Ribes aureum Pursh - Grossulariaceae - Buffalo currant, (fragrant) golden currant, clove currant, Goldjohannisbeere

Deciduous shrub 1-3m tall, native to North America, cultivated as ornamental elsewhere; bark dark silver-grey, twigs spineless; leaves three-lobed broad-ovate, glossy light green turning reddish-purple in fall; flowers monoecious, narrow-tubular, spicily-fragrant, yellow-maturing-to-orange, in drooping 5-15 flowered clusters (wand-like racemes); fruits (currants) glossy, black, edible.
„Golden currant is primarily grown as an ornamental shrub rather than for harvest of its fruit. The fruit should not be overlooked, however, because it can be eaten raw from the shrub or made into juices, jams, jellies, tarts or pies.“
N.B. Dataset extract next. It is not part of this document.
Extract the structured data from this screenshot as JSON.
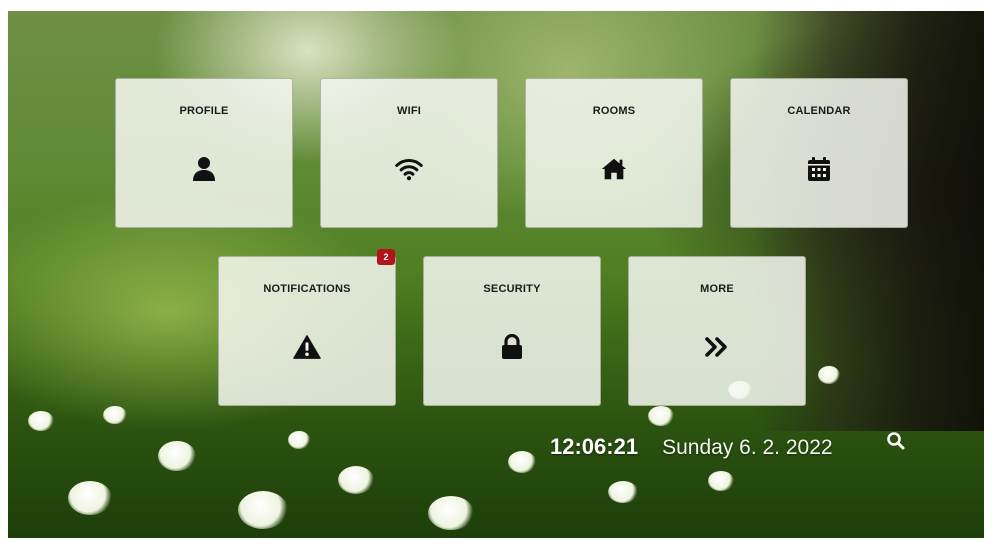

„Ribes aureum was introduced into cultivation in Europe early in the nineteenth century (F. V. Coville 1903) …Ribes aureum is a variable complex and the varieties may seem to intergrade.“

„The fragrant (clove odor), golden-yellow flowers of spring, yellowish to red fall foliage, edible fruits, and wide ecological range make golden currant a valued ornamental shrub for a variety of natural landscapes.“
[USDA NRCS Plant Guide „GOLDEN CURRANT Ribes aureum Pursh“, by Guy Nesom, Formerly BONAP, North Carolina Botanical Garden, University of North Carolina, Chapel Hill, North Carolina]

„The plant blooms in spring with racemes of conspicuous golden yellow flowers, often with a pronounced, spicy fragrance similar to that of cloves or vanilla. Flowers may also be shades of cream to reddish, and are borne in clusters of up to 15. The shrub produces berries about 1 centimeter (0.4 inch) in diameter from an early age. Ripe fruits, amber yellow to black, are edible raw, but very tart, and are usually cooked with sugar.“

Ribes aureum Pursh; C.V.D. d’ Orbigny, Dictionnaire universel d’histoire naturelle, plates vol.3 t.34 [Dicotylédones 37] (1841-1849) [Maubert]

Ribes aureum flowers, CC BY-SA 3.0, Author: Andreas Kraska

ribes_aureum_pursh.txt · Zuletzt geändert: 2019/05/05 22:02 von andreas